* **ENTRIES SUPPLIED**
Content starts

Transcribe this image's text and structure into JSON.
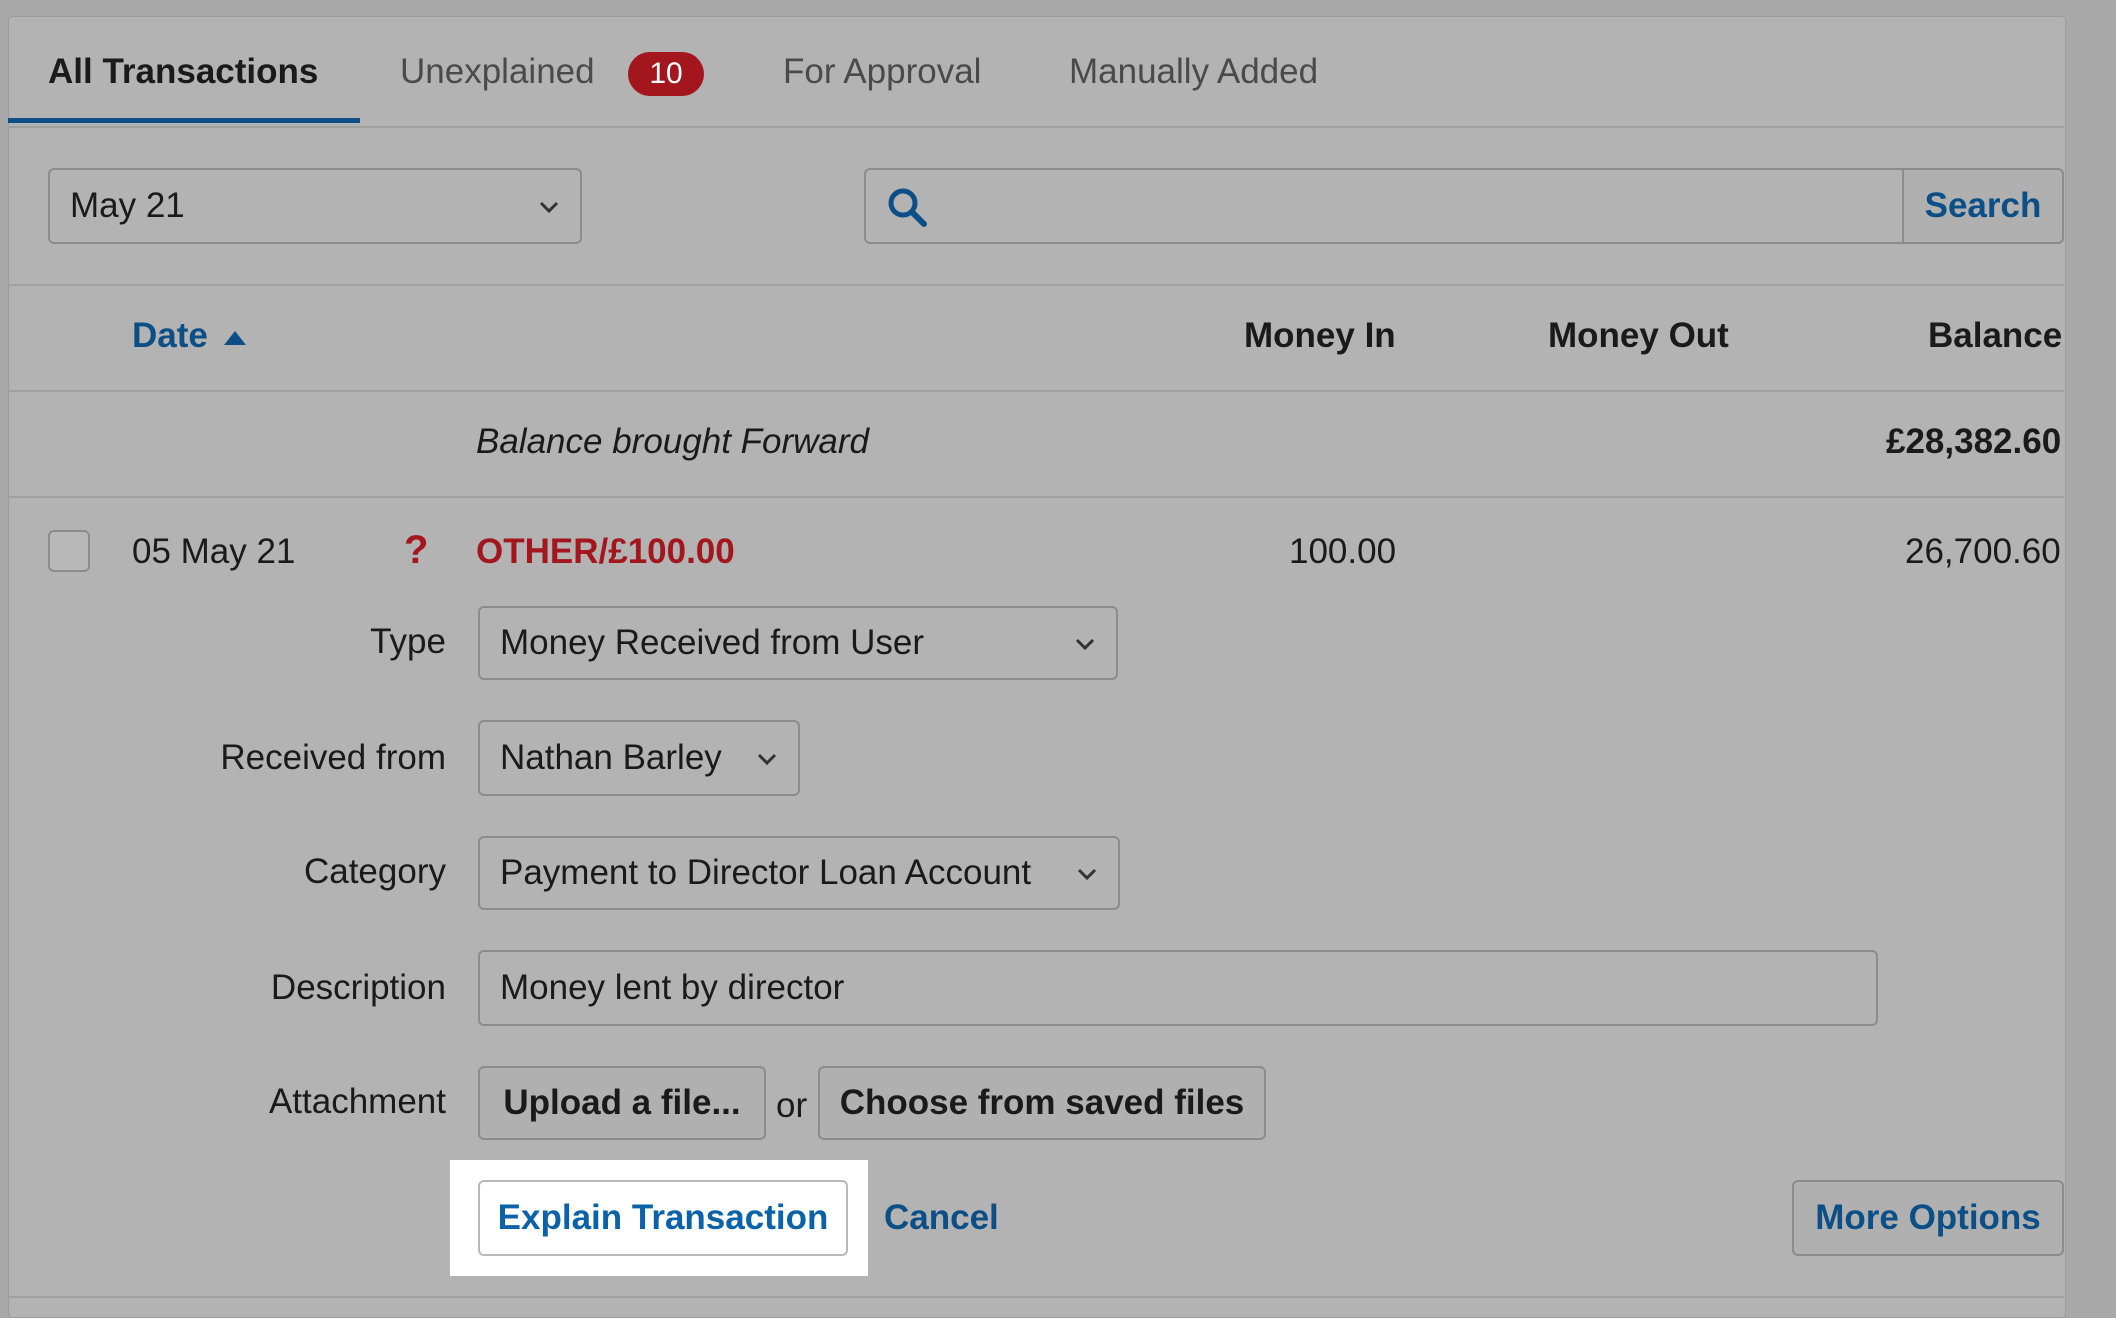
{
  "tabs": [
    {
      "label": "All Transactions"
    },
    {
      "label": "Unexplained",
      "badge": "10"
    },
    {
      "label": "For Approval"
    },
    {
      "label": "Manually Added"
    }
  ],
  "filters": {
    "period": "May 21",
    "search_placeholder": "",
    "search_button": "Search"
  },
  "table": {
    "columns": {
      "date": "Date",
      "money_in": "Money In",
      "money_out": "Money Out",
      "balance": "Balance"
    },
    "brought_forward": {
      "label": "Balance brought Forward",
      "balance": "£28,382.60"
    },
    "transaction": {
      "date": "05 May 21",
      "status_symbol": "?",
      "description": "OTHER/£100.00",
      "money_in": "100.00",
      "money_out": "",
      "balance": "26,700.60"
    }
  },
  "form": {
    "type_label": "Type",
    "type_value": "Money Received from User",
    "received_from_label": "Received from",
    "received_from_value": "Nathan Barley",
    "category_label": "Category",
    "category_value": "Payment to Director Loan Account",
    "description_label": "Description",
    "description_value": "Money lent by director",
    "attachment_label": "Attachment",
    "upload_button": "Upload a file...",
    "or_text": "or",
    "choose_button": "Choose from saved files"
  },
  "actions": {
    "explain": "Explain Transaction",
    "cancel": "Cancel",
    "more": "More Options"
  },
  "colors": {
    "accent": "#0b4f86",
    "badge": "#a3161d",
    "error_text": "#a3161d"
  }
}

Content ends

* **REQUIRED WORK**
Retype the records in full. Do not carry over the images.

* **ANSWER TO THIS TASK**
Transcribe this image's text and structure into JSON.
{
  "tabs": [
    {
      "label": "All Transactions"
    },
    {
      "label": "Unexplained",
      "badge": "10"
    },
    {
      "label": "For Approval"
    },
    {
      "label": "Manually Added"
    }
  ],
  "filters": {
    "period": "May 21",
    "search_placeholder": "",
    "search_button": "Search"
  },
  "table": {
    "columns": {
      "date": "Date",
      "money_in": "Money In",
      "money_out": "Money Out",
      "balance": "Balance"
    },
    "brought_forward": {
      "label": "Balance brought Forward",
      "balance": "£28,382.60"
    },
    "transaction": {
      "date": "05 May 21",
      "status_symbol": "?",
      "description": "OTHER/£100.00",
      "money_in": "100.00",
      "money_out": "",
      "balance": "26,700.60"
    }
  },
  "form": {
    "type_label": "Type",
    "type_value": "Money Received from User",
    "received_from_label": "Received from",
    "received_from_value": "Nathan Barley",
    "category_label": "Category",
    "category_value": "Payment to Director Loan Account",
    "description_label": "Description",
    "description_value": "Money lent by director",
    "attachment_label": "Attachment",
    "upload_button": "Upload a file...",
    "or_text": "or",
    "choose_button": "Choose from saved files"
  },
  "actions": {
    "explain": "Explain Transaction",
    "cancel": "Cancel",
    "more": "More Options"
  },
  "colors": {
    "accent": "#0b4f86",
    "badge": "#a3161d",
    "error_text": "#a3161d"
  }
}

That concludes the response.